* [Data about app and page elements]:
________________________________________

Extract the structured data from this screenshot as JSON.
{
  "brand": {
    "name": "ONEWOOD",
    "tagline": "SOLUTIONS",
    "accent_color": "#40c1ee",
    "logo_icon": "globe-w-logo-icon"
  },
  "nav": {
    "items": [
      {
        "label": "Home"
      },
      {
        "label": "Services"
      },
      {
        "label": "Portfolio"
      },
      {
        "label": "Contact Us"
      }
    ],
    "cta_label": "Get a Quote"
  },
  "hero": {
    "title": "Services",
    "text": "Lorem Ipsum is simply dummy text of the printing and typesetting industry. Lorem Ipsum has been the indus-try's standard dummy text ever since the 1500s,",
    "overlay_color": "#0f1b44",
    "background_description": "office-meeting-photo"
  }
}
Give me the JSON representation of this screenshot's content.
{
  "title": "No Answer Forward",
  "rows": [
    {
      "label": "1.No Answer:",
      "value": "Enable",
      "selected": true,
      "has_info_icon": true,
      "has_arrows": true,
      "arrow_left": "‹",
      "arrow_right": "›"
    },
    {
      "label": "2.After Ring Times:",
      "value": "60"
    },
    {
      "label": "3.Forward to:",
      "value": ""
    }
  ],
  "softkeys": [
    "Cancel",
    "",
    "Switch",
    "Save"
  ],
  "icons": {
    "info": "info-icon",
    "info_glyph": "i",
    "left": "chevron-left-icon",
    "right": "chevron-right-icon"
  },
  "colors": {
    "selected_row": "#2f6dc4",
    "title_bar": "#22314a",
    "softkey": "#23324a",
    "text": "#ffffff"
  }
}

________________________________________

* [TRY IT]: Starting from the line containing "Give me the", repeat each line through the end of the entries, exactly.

* [WRITTEN RESPONSE]:
Give me the JSON representation of this screenshot's content.
{
  "title": "No Answer Forward",
  "rows": [
    {
      "label": "1.No Answer:",
      "value": "Enable",
      "selected": true,
      "has_info_icon": true,
      "has_arrows": true,
      "arrow_left": "‹",
      "arrow_right": "›"
    },
    {
      "label": "2.After Ring Times:",
      "value": "60"
    },
    {
      "label": "3.Forward to:",
      "value": ""
    }
  ],
  "softkeys": [
    "Cancel",
    "",
    "Switch",
    "Save"
  ],
  "icons": {
    "info": "info-icon",
    "info_glyph": "i",
    "left": "chevron-left-icon",
    "right": "chevron-right-icon"
  },
  "colors": {
    "selected_row": "#2f6dc4",
    "title_bar": "#22314a",
    "softkey": "#23324a",
    "text": "#ffffff"
  }
}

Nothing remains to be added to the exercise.